He said: "You know, I think that when you try to do games that are about a mass market, and Turning Point is definitely a high concept idea, that with the time and money we had we did the best to execute on, our target was not really the core gamer.

"Turning Point, the idea there was really a high concept idea. I think that we're finding that the people who look at it like, "Is this going to be fun, something I can drop into, in a world I haven't seen before and have a good time?" really love the game. People that are looking at it with more of a critical eye of "Is this game revolutionary, is it doing play mechanics I've never seen before, is it driving new technology?" it was never meant to do those things. If people look at it in the right way, I think they really enjoy what they see. You can certainly look at it and say it's not revolutionary, so those opinions are certainly a lot more critical."

However, Allen moved to reassure gamers that the team had learned lessons from the development of Turning Point and was taking those into the development of Legendary, also built with the Unreal Engine 3, and due out some time in Q3 2008 (July, August, September).

"Turning Point was our first next-generation game," he said. "We were developing the game while Epic was developing the Unreal Engine, so that in itself is exciting and brings forward challenges. But just being able to get that initial concept of what is a world where America never entered World War II and you now play in a kind of occupied America with Nazi Germany under the rule; just being able to go from the concept, to getting the game out, on the shelf, going through all the submission processes and knowing that we have a pipeline, that was really the biggest hurdle for us as a studio."

When asked if Legendary would be better than Turning Point, Allen said: "I think it's different. It depends on what your valuation criteria is. I think that Legendary has more to offer in terms of some unique technology, more unique gameplay and I think that we've been able to spend more time really polishing the world and creating a visually distinctive look for Legendary. They're really apples and oranges. Not everything is meant to be redefining for the industry. Legendary I think is more of that than Turning Point was, but I think they're both very strong creatively. I think they have very distinct worlds and you just need to make a creative choice on whether it's a world you want to play in."
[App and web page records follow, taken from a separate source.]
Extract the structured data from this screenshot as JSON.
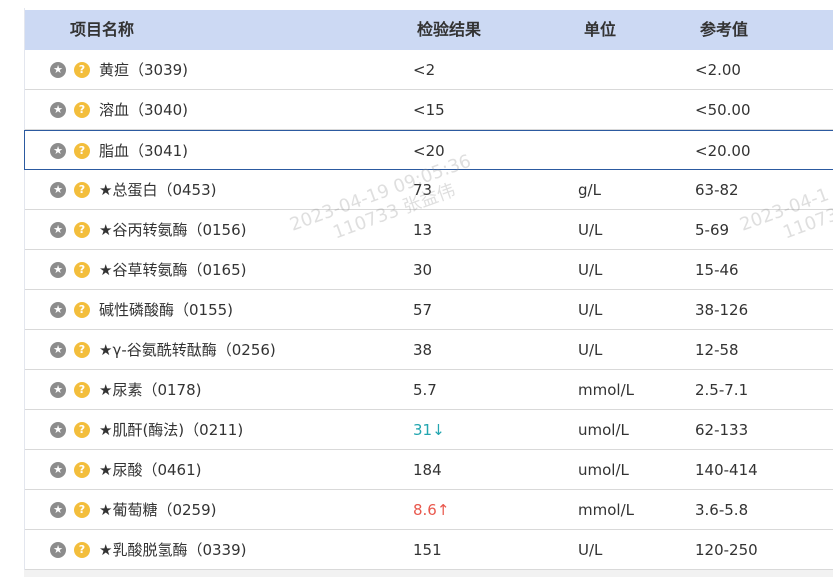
{
  "headers": {
    "name": "项目名称",
    "result": "检验结果",
    "unit": "单位",
    "reference": "参考值"
  },
  "rows": [
    {
      "name": "黄疸（3039)",
      "result": "<2",
      "unit": "",
      "reference": "<2.00",
      "flag": ""
    },
    {
      "name": "溶血（3040)",
      "result": "<15",
      "unit": "",
      "reference": "<50.00",
      "flag": ""
    },
    {
      "name": "脂血（3041)",
      "result": "<20",
      "unit": "",
      "reference": "<20.00",
      "flag": ""
    },
    {
      "name": "★总蛋白（0453)",
      "result": "73",
      "unit": "g/L",
      "reference": "63-82",
      "flag": ""
    },
    {
      "name": "★谷丙转氨酶（0156)",
      "result": "13",
      "unit": "U/L",
      "reference": "5-69",
      "flag": ""
    },
    {
      "name": "★谷草转氨酶（0165)",
      "result": "30",
      "unit": "U/L",
      "reference": "15-46",
      "flag": ""
    },
    {
      "name": "碱性磷酸酶（0155)",
      "result": "57",
      "unit": "U/L",
      "reference": "38-126",
      "flag": ""
    },
    {
      "name": "★γ-谷氨酰转酞酶（0256)",
      "result": "38",
      "unit": "U/L",
      "reference": "12-58",
      "flag": ""
    },
    {
      "name": "★尿素（0178)",
      "result": "5.7",
      "unit": "mmol/L",
      "reference": "2.5-7.1",
      "flag": ""
    },
    {
      "name": "★肌酐(酶法)（0211)",
      "result": "31↓",
      "unit": "umol/L",
      "reference": "62-133",
      "flag": "low"
    },
    {
      "name": "★尿酸（0461)",
      "result": "184",
      "unit": "umol/L",
      "reference": "140-414",
      "flag": ""
    },
    {
      "name": "★葡萄糖（0259)",
      "result": "8.6↑",
      "unit": "mmol/L",
      "reference": "3.6-5.8",
      "flag": "high"
    },
    {
      "name": "★乳酸脱氢酶（0339)",
      "result": "151",
      "unit": "U/L",
      "reference": "120-250",
      "flag": ""
    }
  ],
  "watermark": {
    "line1": "2023-04-19 09:05:36",
    "line2": "110733 张益伟",
    "line1_partial": "2023-04-1",
    "line2_partial": "11073"
  },
  "icons": {
    "favorite": "star-icon",
    "help": "question-icon"
  },
  "colors": {
    "header_bg": "#ccd9f3",
    "low_flag": "#23a6b0",
    "high_flag": "#e9584d",
    "help_icon": "#f3be3c"
  }
}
Expect a hands-on preview of Legendary next week. Until then, why not have a gander at the latest screens and videos over on our Legendary game page?